Tessa Warren

Associate Professor, Department of Psychology

Senior Scientist, LRDC

My lab studies how people understand sentences in their native language. One of the ways we do this is by studying the ways that damage to different brain areas in people with aphasia affects both language understanding itself and the component processes that are required for it, like the ability to recognize written words or predict what word is likely to come next. By investigating these patterns of brain lesions and language abilities, we are learning more about both the brain systems that accomplish language understanding as well as the cognitive processes that go on during language understanding. More information can be found at Dr. Warren’s website: http://www.pitt.edu/~tessa/


Nora Presson

Nora Presson

Research Associate, LRDC

In collaboration with Dr. Walter Schneider and colleagues, my goal is to predict current and ongoing symptoms of a traumatic brain injury (TBI) from diffusion imaging of the white matter in the brain. White matter bundles, or tracts, connect gray matter brain areas and allow them to communicate. By modeling and measuring properties of major white matter tracts, we look for predictors of brain injury, such as low cognitive test scores, delayed recovery/return to play, high self-reported symptom burden, or even brain evidence of neurodegeneration (measured with PET imaging). We collect this information and create a new and innovative research report for clinicians. Once tract metrics and patient outcomes can be reliably linked, our goal will be to show how brain imaging data may be used in conjunction with neuropsychological testing for future diagnosis and treatment decisions to improve diagnostic accuracy. More information can be found: http://www.lrdc.pitt.edu/schneiderlab/
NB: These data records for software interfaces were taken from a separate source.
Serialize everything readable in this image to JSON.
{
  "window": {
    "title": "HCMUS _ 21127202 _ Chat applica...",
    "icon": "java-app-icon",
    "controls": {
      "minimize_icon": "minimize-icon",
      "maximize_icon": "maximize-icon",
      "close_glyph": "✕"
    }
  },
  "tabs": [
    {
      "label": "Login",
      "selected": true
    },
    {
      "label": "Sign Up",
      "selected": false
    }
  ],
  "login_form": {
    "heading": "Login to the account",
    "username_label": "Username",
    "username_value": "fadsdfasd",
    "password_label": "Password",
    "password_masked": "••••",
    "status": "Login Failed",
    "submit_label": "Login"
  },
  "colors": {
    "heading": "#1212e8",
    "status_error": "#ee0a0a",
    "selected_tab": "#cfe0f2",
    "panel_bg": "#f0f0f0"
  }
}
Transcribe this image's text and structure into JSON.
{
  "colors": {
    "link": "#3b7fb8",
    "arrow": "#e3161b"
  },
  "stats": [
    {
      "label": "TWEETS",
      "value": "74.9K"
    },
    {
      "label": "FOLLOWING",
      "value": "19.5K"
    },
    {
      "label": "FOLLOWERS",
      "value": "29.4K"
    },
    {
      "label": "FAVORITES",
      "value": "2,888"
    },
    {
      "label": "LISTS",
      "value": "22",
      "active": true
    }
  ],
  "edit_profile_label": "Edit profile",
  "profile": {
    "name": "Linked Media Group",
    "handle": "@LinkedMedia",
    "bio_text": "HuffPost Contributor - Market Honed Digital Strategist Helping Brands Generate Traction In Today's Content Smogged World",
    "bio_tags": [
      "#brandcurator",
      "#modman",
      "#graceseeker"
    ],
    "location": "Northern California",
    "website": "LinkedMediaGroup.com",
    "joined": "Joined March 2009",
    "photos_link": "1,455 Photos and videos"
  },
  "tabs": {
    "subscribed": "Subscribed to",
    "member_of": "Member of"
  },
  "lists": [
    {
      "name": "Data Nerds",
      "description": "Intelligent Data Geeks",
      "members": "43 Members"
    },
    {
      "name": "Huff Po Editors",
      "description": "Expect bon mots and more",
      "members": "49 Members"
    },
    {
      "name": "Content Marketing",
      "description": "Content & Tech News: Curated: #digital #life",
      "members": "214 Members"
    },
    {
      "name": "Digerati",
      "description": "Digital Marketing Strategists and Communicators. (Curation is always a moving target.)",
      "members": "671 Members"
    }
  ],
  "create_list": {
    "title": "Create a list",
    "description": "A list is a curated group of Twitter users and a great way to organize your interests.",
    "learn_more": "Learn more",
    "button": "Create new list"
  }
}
For further information, contact:
Elizabeth S. Rangel, Director of Communications
Learning Research & Development Center, University of Pittsburgh
lrangel@pitt.edu